WHAT NEEDS TO BE DONE
Leave the pictures out while you restate every entry below word for word.

[Excerpts from an interface dataset]
----------------

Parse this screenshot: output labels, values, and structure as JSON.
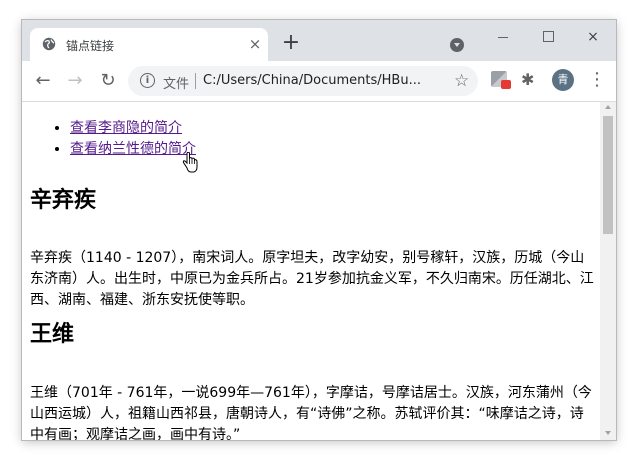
{
  "tab": {
    "title": "锚点链接",
    "favicon": "globe-icon",
    "close_label": "×",
    "new_tab_label": "+"
  },
  "window_controls": {
    "minimize": "minimize-icon",
    "maximize": "maximize-icon",
    "close": "×"
  },
  "toolbar": {
    "back": "←",
    "forward": "→",
    "reload": "↻",
    "security_label": "文件",
    "url": "C:/Users/China/Documents/HBu...",
    "star": "☆",
    "puzzle": "✱",
    "avatar_initial": "青",
    "menu": "⋮"
  },
  "page": {
    "links": [
      {
        "text": "查看李商隐的简介"
      },
      {
        "text": "查看纳兰性德的简介"
      }
    ],
    "sections": [
      {
        "heading": "辛弃疾",
        "body": "辛弃疾（1140 - 1207），南宋词人。原字坦夫，改字幼安，别号稼轩，汉族，历城（今山东济南）人。出生时，中原已为金兵所占。21岁参加抗金义军，不久归南宋。历任湖北、江西、湖南、福建、浙东安抚使等职。"
      },
      {
        "heading": "王维",
        "body": "王维（701年 - 761年，一说699年—761年），字摩诘，号摩诘居士。汉族，河东蒲州（今山西运城）人，祖籍山西祁县，唐朝诗人，有“诗佛”之称。苏轼评价其：“味摩诘之诗，诗中有画；观摩诘之画，画中有诗。”"
      }
    ]
  },
  "colors": {
    "tabstrip": "#dee1e6",
    "visited_link": "#551a8b",
    "omnibox": "#f1f3f4"
  }
}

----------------

ANSWER BOX
Parse this screenshot: output labels, values, and structure as JSON.
{
  "tab": {
    "title": "锚点链接",
    "favicon": "globe-icon",
    "close_label": "×",
    "new_tab_label": "+"
  },
  "window_controls": {
    "minimize": "minimize-icon",
    "maximize": "maximize-icon",
    "close": "×"
  },
  "toolbar": {
    "back": "←",
    "forward": "→",
    "reload": "↻",
    "security_label": "文件",
    "url": "C:/Users/China/Documents/HBu...",
    "star": "☆",
    "puzzle": "✱",
    "avatar_initial": "青",
    "menu": "⋮"
  },
  "page": {
    "links": [
      {
        "text": "查看李商隐的简介"
      },
      {
        "text": "查看纳兰性德的简介"
      }
    ],
    "sections": [
      {
        "heading": "辛弃疾",
        "body": "辛弃疾（1140 - 1207），南宋词人。原字坦夫，改字幼安，别号稼轩，汉族，历城（今山东济南）人。出生时，中原已为金兵所占。21岁参加抗金义军，不久归南宋。历任湖北、江西、湖南、福建、浙东安抚使等职。"
      },
      {
        "heading": "王维",
        "body": "王维（701年 - 761年，一说699年—761年），字摩诘，号摩诘居士。汉族，河东蒲州（今山西运城）人，祖籍山西祁县，唐朝诗人，有“诗佛”之称。苏轼评价其：“味摩诘之诗，诗中有画；观摩诘之画，画中有诗。”"
      }
    ]
  },
  "colors": {
    "tabstrip": "#dee1e6",
    "visited_link": "#551a8b",
    "omnibox": "#f1f3f4"
  }
}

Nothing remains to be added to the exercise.